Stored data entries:
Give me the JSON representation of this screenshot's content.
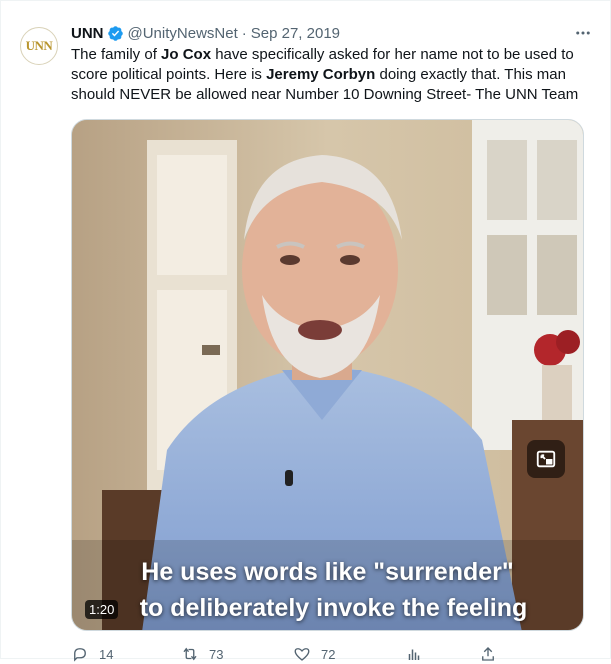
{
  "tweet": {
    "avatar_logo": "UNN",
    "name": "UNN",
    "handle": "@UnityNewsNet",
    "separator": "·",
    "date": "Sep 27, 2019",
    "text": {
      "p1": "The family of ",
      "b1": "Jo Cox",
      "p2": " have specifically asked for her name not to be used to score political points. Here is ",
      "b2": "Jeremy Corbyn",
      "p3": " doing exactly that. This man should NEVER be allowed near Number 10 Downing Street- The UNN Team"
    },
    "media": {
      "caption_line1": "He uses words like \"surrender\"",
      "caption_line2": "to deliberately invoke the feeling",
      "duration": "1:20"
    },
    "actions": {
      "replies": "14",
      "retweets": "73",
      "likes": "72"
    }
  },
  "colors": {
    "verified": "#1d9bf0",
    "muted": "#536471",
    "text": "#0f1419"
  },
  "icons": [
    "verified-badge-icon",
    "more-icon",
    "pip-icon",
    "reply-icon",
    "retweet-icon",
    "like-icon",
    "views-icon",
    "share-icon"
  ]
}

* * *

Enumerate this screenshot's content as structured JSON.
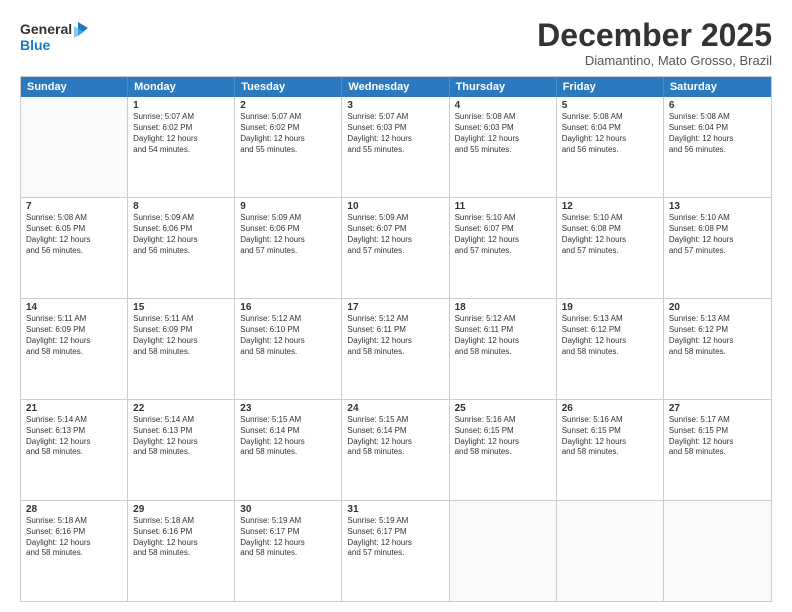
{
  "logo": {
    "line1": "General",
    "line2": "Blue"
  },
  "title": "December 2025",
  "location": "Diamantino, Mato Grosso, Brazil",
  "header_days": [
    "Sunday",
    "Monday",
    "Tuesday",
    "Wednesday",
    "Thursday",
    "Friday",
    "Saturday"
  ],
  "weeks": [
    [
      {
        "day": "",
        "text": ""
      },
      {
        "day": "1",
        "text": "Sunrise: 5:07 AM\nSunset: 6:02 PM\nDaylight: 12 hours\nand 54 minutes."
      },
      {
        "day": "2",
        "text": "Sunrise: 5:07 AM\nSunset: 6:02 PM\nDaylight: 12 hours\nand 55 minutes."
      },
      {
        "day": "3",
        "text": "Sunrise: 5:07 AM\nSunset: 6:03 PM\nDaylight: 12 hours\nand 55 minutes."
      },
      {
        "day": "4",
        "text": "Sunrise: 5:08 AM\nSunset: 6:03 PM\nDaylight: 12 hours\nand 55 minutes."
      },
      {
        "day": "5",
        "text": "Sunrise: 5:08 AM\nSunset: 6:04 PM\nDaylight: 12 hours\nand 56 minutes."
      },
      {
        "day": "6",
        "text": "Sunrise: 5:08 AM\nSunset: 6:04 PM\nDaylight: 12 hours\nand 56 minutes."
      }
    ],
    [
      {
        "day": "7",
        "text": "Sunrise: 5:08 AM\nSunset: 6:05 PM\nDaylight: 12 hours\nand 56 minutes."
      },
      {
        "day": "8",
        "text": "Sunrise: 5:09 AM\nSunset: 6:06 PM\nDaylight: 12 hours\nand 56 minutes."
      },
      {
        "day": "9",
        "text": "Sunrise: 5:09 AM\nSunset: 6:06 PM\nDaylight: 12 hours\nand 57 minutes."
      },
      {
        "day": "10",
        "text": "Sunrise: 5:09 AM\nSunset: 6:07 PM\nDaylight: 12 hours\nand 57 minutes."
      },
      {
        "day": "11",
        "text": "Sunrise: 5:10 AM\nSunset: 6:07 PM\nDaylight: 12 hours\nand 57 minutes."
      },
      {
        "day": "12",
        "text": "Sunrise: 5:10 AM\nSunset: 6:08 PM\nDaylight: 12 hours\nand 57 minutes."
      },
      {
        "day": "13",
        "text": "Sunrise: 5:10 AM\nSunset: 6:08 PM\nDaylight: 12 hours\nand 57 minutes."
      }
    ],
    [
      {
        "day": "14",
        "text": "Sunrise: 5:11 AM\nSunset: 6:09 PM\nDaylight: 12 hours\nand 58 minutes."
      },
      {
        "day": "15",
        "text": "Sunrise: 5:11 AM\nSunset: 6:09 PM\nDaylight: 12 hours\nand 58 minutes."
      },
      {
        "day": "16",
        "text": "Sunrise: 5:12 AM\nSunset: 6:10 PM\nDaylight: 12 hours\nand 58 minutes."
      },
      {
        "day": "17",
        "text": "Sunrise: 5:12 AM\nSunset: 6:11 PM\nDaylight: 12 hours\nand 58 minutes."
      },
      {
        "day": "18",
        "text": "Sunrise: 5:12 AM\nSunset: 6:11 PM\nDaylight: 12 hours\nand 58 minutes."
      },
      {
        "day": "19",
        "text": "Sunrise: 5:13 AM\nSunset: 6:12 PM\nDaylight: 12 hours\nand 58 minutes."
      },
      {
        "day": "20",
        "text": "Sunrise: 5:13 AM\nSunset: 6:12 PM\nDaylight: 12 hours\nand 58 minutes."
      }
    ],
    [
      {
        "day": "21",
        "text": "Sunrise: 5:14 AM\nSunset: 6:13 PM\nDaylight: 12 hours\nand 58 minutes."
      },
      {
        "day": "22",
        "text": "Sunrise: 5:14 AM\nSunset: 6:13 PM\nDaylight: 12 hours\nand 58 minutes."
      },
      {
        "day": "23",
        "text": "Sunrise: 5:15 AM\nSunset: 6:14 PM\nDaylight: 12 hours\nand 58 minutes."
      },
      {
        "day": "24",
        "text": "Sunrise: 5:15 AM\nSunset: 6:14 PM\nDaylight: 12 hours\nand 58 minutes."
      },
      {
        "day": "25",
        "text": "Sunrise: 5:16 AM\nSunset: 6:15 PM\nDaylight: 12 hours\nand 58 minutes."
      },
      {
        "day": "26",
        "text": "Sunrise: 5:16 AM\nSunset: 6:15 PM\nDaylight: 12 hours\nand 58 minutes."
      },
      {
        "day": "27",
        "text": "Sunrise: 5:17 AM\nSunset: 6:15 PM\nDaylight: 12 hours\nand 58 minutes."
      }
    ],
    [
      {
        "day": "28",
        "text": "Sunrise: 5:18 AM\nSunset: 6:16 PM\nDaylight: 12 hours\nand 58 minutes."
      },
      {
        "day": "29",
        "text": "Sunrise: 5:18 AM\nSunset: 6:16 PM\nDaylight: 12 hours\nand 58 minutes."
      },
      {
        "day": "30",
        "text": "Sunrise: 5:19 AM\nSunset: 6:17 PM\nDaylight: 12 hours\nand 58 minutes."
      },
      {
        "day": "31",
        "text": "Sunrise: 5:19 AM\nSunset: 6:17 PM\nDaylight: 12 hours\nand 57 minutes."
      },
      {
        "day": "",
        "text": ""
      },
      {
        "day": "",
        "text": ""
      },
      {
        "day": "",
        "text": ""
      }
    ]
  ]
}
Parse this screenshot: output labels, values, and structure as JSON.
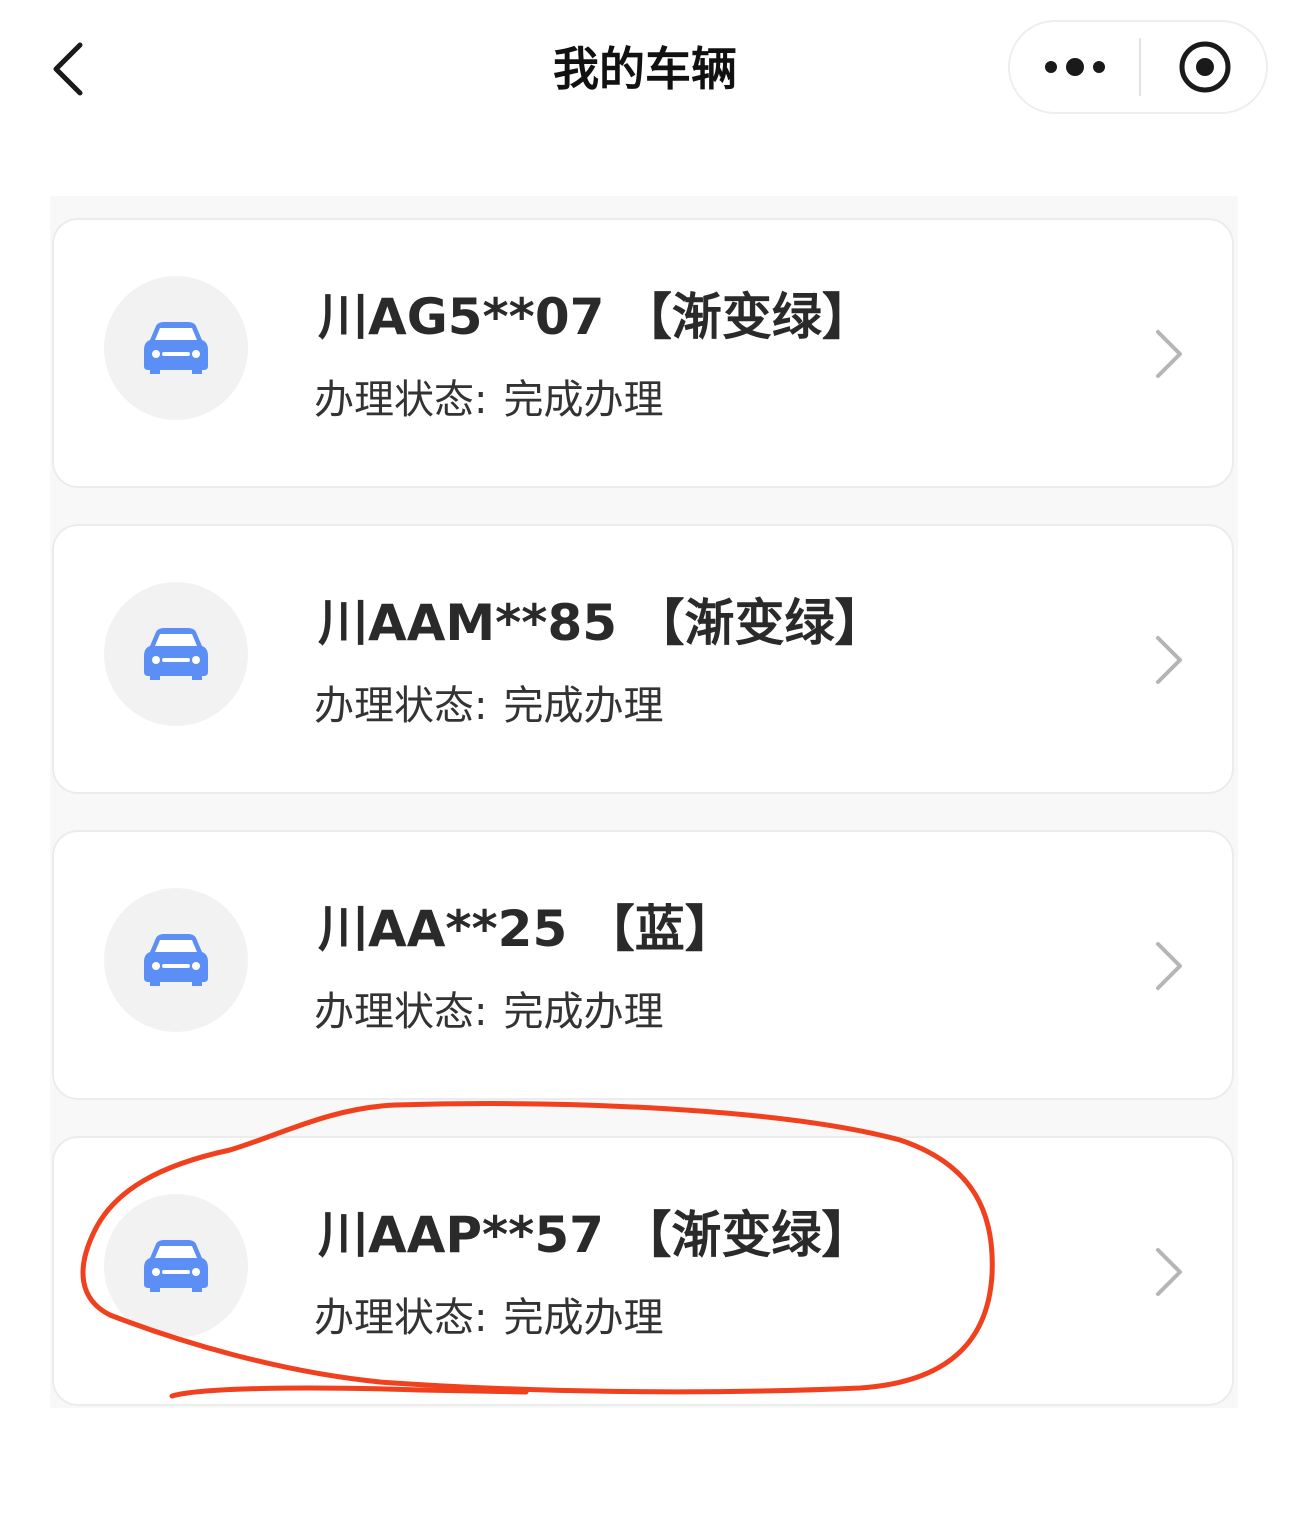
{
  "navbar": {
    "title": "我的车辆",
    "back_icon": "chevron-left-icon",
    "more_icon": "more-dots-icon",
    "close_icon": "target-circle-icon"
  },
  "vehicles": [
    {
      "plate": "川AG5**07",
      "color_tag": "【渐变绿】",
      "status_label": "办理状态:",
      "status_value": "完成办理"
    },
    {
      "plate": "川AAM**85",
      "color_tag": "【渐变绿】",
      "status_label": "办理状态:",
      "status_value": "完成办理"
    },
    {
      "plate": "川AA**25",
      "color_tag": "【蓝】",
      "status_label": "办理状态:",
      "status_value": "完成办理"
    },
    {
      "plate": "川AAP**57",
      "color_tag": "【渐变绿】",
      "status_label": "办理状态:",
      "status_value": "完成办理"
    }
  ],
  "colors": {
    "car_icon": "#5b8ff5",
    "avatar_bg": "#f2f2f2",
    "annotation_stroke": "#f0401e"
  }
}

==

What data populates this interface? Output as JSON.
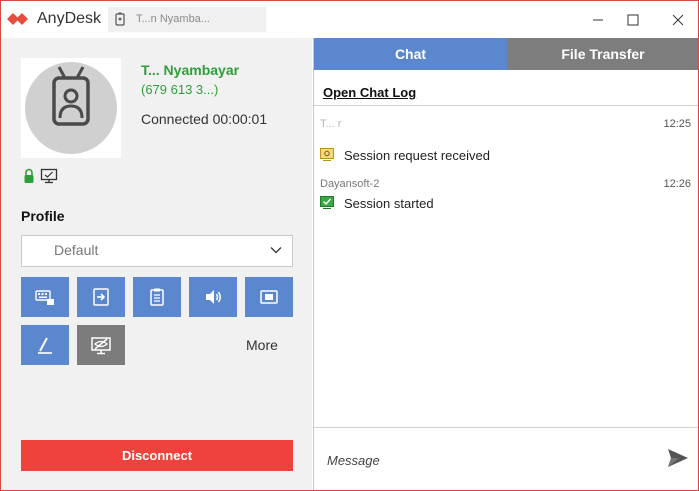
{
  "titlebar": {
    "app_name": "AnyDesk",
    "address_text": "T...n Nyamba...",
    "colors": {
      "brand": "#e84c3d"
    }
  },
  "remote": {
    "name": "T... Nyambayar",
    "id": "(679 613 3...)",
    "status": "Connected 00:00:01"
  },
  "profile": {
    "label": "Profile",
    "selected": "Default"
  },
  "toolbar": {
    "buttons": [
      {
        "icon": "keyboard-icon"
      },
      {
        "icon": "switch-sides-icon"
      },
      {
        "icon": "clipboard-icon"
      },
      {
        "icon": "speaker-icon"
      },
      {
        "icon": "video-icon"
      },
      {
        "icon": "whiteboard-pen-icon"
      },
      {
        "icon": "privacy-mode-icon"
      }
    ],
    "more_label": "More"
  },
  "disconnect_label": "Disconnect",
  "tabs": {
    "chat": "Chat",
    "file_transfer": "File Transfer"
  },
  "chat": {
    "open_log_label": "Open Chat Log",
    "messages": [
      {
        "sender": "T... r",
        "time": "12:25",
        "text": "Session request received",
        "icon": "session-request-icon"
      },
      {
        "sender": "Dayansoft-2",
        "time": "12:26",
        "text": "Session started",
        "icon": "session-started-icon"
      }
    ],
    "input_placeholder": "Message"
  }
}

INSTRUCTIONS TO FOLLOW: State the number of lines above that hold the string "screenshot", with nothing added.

RESPONSE: 3